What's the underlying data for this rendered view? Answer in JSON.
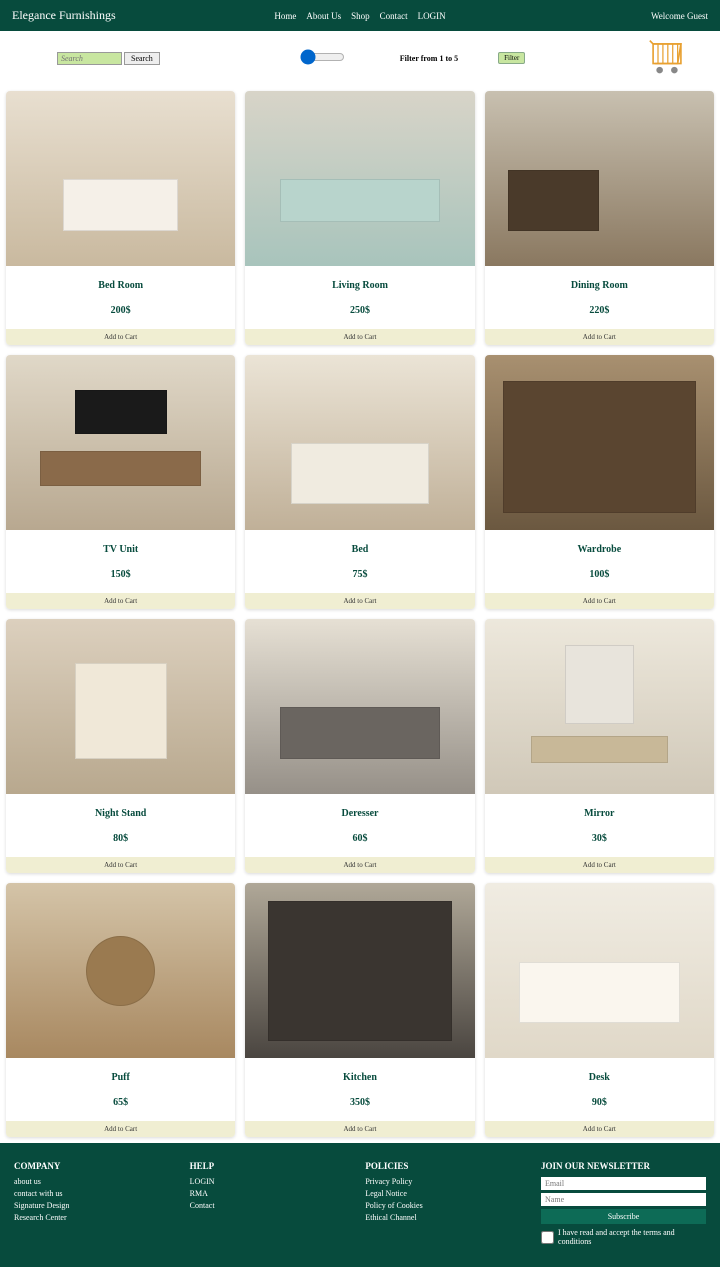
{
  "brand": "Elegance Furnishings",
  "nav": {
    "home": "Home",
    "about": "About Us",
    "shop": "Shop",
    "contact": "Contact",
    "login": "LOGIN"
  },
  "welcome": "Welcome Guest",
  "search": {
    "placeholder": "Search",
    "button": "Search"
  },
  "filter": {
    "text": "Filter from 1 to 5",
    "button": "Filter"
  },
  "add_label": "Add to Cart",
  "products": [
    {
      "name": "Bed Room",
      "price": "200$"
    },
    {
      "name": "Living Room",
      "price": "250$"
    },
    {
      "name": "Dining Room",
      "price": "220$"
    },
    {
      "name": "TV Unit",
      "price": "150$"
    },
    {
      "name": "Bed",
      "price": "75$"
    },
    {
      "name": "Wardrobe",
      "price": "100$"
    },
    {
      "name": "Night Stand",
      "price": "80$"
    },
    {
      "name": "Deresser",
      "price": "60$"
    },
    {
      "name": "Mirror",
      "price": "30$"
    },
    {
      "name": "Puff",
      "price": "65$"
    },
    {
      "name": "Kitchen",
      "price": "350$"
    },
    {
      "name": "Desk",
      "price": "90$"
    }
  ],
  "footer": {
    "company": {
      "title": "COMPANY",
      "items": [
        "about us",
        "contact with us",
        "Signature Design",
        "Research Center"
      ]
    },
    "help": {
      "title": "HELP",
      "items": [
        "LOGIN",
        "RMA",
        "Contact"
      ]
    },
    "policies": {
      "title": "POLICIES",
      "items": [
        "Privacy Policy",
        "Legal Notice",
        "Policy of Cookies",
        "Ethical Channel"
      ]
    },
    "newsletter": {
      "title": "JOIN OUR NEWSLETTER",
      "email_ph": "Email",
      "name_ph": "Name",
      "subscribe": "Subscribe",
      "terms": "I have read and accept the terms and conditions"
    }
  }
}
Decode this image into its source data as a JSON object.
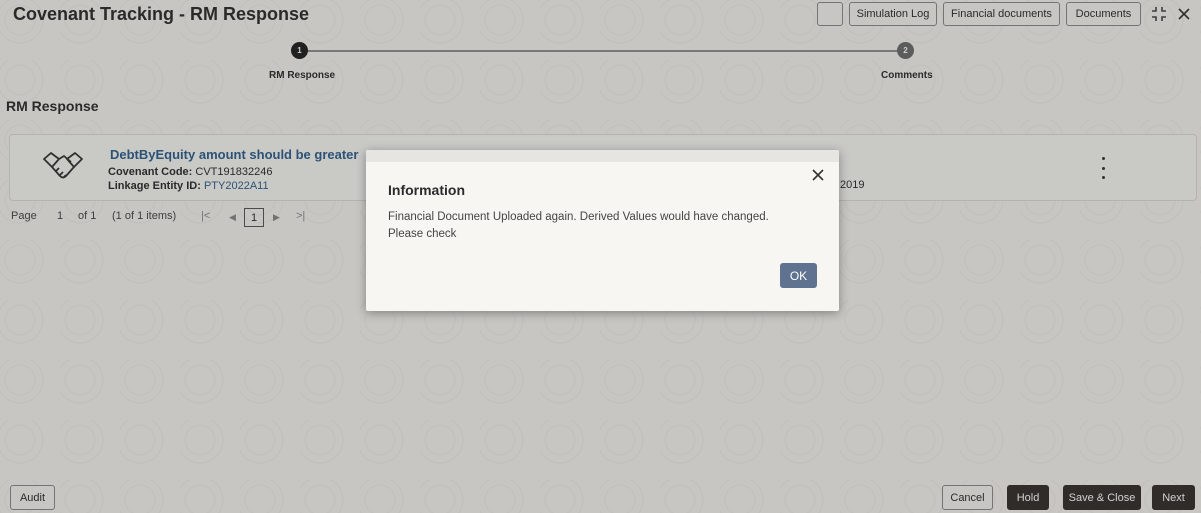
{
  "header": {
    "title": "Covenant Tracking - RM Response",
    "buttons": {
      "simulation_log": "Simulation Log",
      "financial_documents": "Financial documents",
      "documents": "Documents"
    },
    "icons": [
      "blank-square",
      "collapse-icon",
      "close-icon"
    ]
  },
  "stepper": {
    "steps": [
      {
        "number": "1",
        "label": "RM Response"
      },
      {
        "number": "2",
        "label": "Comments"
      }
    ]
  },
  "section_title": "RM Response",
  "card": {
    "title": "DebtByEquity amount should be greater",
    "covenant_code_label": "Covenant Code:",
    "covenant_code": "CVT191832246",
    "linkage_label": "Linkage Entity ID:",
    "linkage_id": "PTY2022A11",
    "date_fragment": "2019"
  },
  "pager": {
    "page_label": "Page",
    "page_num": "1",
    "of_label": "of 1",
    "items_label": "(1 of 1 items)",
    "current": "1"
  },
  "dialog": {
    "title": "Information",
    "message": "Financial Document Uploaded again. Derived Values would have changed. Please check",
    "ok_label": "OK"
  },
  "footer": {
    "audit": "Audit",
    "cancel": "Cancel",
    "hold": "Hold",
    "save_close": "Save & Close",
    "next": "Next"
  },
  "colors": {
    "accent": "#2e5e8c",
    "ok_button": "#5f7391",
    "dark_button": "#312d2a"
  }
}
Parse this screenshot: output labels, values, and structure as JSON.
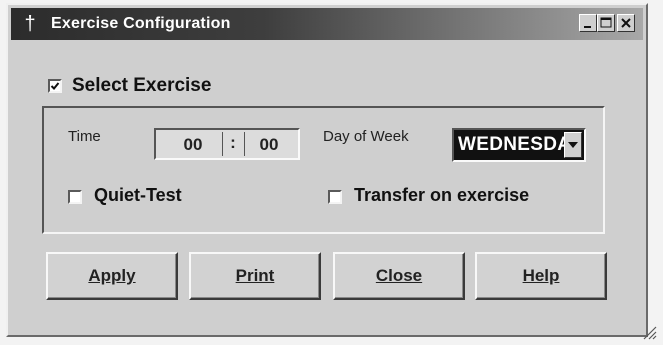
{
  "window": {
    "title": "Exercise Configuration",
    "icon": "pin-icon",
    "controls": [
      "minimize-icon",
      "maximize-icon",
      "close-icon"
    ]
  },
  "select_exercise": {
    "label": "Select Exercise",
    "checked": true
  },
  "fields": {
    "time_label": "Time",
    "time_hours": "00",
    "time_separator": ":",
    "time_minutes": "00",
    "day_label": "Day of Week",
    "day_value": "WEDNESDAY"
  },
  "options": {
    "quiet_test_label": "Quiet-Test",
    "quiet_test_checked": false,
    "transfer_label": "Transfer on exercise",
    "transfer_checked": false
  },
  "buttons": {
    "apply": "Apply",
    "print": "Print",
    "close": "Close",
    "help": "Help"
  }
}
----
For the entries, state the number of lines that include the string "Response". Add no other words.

● **PROBLEM SOLUTION**
3